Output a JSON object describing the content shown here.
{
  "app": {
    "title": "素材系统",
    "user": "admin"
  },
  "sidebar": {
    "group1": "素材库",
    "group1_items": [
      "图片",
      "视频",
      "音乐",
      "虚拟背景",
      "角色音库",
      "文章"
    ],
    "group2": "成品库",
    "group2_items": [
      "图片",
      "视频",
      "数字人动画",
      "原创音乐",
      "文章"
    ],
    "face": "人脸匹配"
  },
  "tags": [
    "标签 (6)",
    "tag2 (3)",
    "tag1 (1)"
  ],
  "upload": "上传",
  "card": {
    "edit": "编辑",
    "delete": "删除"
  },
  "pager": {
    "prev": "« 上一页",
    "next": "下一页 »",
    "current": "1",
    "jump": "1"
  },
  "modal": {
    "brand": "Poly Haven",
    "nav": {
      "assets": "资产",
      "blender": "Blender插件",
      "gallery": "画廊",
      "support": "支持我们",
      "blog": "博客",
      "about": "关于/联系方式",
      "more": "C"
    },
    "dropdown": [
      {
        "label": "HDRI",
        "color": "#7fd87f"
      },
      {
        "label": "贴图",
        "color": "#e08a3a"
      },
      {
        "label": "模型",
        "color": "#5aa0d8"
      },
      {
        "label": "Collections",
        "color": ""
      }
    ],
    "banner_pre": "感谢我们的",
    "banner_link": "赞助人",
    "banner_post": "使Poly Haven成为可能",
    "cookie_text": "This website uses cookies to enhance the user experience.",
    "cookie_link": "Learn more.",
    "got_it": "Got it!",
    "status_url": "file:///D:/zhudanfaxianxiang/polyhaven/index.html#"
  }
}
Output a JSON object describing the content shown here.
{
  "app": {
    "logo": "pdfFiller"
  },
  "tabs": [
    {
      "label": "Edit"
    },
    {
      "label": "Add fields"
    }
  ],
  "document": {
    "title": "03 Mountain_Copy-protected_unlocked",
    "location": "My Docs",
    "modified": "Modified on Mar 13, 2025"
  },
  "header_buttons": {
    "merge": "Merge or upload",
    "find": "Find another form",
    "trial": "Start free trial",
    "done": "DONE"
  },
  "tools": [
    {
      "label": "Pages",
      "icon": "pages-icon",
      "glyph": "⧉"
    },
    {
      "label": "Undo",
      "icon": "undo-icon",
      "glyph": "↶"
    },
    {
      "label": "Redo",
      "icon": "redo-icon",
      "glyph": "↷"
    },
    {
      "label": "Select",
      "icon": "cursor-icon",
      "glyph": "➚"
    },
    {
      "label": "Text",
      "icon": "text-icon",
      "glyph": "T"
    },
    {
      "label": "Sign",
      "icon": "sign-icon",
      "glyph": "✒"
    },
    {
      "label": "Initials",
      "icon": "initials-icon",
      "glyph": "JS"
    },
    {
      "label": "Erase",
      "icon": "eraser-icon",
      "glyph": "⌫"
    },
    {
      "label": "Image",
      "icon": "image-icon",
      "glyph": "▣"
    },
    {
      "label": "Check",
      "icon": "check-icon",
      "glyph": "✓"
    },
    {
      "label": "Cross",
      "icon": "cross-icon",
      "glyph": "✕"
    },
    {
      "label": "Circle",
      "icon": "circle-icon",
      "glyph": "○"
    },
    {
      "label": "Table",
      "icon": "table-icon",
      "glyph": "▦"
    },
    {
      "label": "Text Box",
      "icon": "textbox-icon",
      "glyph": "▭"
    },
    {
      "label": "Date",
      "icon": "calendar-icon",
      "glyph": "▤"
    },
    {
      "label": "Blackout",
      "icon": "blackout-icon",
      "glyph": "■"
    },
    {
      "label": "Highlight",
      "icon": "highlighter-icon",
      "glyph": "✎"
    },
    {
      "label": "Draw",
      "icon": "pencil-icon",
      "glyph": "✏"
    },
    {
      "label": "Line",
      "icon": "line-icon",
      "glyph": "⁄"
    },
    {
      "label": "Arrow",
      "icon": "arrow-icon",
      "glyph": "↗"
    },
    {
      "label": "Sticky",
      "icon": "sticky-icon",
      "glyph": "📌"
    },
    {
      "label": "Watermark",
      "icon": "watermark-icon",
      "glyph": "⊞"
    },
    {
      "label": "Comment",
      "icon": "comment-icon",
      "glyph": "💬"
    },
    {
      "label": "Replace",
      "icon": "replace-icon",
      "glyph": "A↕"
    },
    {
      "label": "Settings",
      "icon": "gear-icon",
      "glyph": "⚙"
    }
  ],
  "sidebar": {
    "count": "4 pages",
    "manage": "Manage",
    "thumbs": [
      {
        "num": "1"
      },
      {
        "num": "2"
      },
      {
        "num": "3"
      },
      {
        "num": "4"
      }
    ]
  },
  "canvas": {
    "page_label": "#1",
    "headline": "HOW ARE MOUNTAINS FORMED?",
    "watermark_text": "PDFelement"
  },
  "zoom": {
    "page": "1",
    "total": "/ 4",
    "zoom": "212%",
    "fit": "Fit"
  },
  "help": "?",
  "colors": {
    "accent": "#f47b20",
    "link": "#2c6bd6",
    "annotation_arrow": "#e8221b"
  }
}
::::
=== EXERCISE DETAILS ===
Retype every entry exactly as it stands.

=== OUTPUT FOR THIS TASK ===
Output a JSON object describing the content shown here.
{
  "app": {
    "title": "素材系统",
    "user": "admin"
  },
  "sidebar": {
    "group1": "素材库",
    "group1_items": [
      "图片",
      "视频",
      "音乐",
      "虚拟背景",
      "角色音库",
      "文章"
    ],
    "group2": "成品库",
    "group2_items": [
      "图片",
      "视频",
      "数字人动画",
      "原创音乐",
      "文章"
    ],
    "face": "人脸匹配"
  },
  "tags": [
    "标签 (6)",
    "tag2 (3)",
    "tag1 (1)"
  ],
  "upload": "上传",
  "card": {
    "edit": "编辑",
    "delete": "删除"
  },
  "pager": {
    "prev": "« 上一页",
    "next": "下一页 »",
    "current": "1",
    "jump": "1"
  },
  "modal": {
    "brand": "Poly Haven",
    "nav": {
      "assets": "资产",
      "blender": "Blender插件",
      "gallery": "画廊",
      "support": "支持我们",
      "blog": "博客",
      "about": "关于/联系方式",
      "more": "C"
    },
    "dropdown": [
      {
        "label": "HDRI",
        "color": "#7fd87f"
      },
      {
        "label": "贴图",
        "color": "#e08a3a"
      },
      {
        "label": "模型",
        "color": "#5aa0d8"
      },
      {
        "label": "Collections",
        "color": ""
      }
    ],
    "banner_pre": "感谢我们的",
    "banner_link": "赞助人",
    "banner_post": "使Poly Haven成为可能",
    "cookie_text": "This website uses cookies to enhance the user experience.",
    "cookie_link": "Learn more.",
    "got_it": "Got it!",
    "status_url": "file:///D:/zhudanfaxianxiang/polyhaven/index.html#"
  }
}
Output a JSON object describing the content shown here.
{
  "app": {
    "logo": "pdfFiller"
  },
  "tabs": [
    {
      "label": "Edit"
    },
    {
      "label": "Add fields"
    }
  ],
  "document": {
    "title": "03 Mountain_Copy-protected_unlocked",
    "location": "My Docs",
    "modified": "Modified on Mar 13, 2025"
  },
  "header_buttons": {
    "merge": "Merge or upload",
    "find": "Find another form",
    "trial": "Start free trial",
    "done": "DONE"
  },
  "tools": [
    {
      "label": "Pages",
      "icon": "pages-icon",
      "glyph": "⧉"
    },
    {
      "label": "Undo",
      "icon": "undo-icon",
      "glyph": "↶"
    },
    {
      "label": "Redo",
      "icon": "redo-icon",
      "glyph": "↷"
    },
    {
      "label": "Select",
      "icon": "cursor-icon",
      "glyph": "➚"
    },
    {
      "label": "Text",
      "icon": "text-icon",
      "glyph": "T"
    },
    {
      "label": "Sign",
      "icon": "sign-icon",
      "glyph": "✒"
    },
    {
      "label": "Initials",
      "icon": "initials-icon",
      "glyph": "JS"
    },
    {
      "label": "Erase",
      "icon": "eraser-icon",
      "glyph": "⌫"
    },
    {
      "label": "Image",
      "icon": "image-icon",
      "glyph": "▣"
    },
    {
      "label": "Check",
      "icon": "check-icon",
      "glyph": "✓"
    },
    {
      "label": "Cross",
      "icon": "cross-icon",
      "glyph": "✕"
    },
    {
      "label": "Circle",
      "icon": "circle-icon",
      "glyph": "○"
    },
    {
      "label": "Table",
      "icon": "table-icon",
      "glyph": "▦"
    },
    {
      "label": "Text Box",
      "icon": "textbox-icon",
      "glyph": "▭"
    },
    {
      "label": "Date",
      "icon": "calendar-icon",
      "glyph": "▤"
    },
    {
      "label": "Blackout",
      "icon": "blackout-icon",
      "glyph": "■"
    },
    {
      "label": "Highlight",
      "icon": "highlighter-icon",
      "glyph": "✎"
    },
    {
      "label": "Draw",
      "icon": "pencil-icon",
      "glyph": "✏"
    },
    {
      "label": "Line",
      "icon": "line-icon",
      "glyph": "⁄"
    },
    {
      "label": "Arrow",
      "icon": "arrow-icon",
      "glyph": "↗"
    },
    {
      "label": "Sticky",
      "icon": "sticky-icon",
      "glyph": "📌"
    },
    {
      "label": "Watermark",
      "icon": "watermark-icon",
      "glyph": "⊞"
    },
    {
      "label": "Comment",
      "icon": "comment-icon",
      "glyph": "💬"
    },
    {
      "label": "Replace",
      "icon": "replace-icon",
      "glyph": "A↕"
    },
    {
      "label": "Settings",
      "icon": "gear-icon",
      "glyph": "⚙"
    }
  ],
  "sidebar": {
    "count": "4 pages",
    "manage": "Manage",
    "thumbs": [
      {
        "num": "1"
      },
      {
        "num": "2"
      },
      {
        "num": "3"
      },
      {
        "num": "4"
      }
    ]
  },
  "canvas": {
    "page_label": "#1",
    "headline": "HOW ARE MOUNTAINS FORMED?",
    "watermark_text": "PDFelement"
  },
  "zoom": {
    "page": "1",
    "total": "/ 4",
    "zoom": "212%",
    "fit": "Fit"
  },
  "help": "?",
  "colors": {
    "accent": "#f47b20",
    "link": "#2c6bd6",
    "annotation_arrow": "#e8221b"
  }
}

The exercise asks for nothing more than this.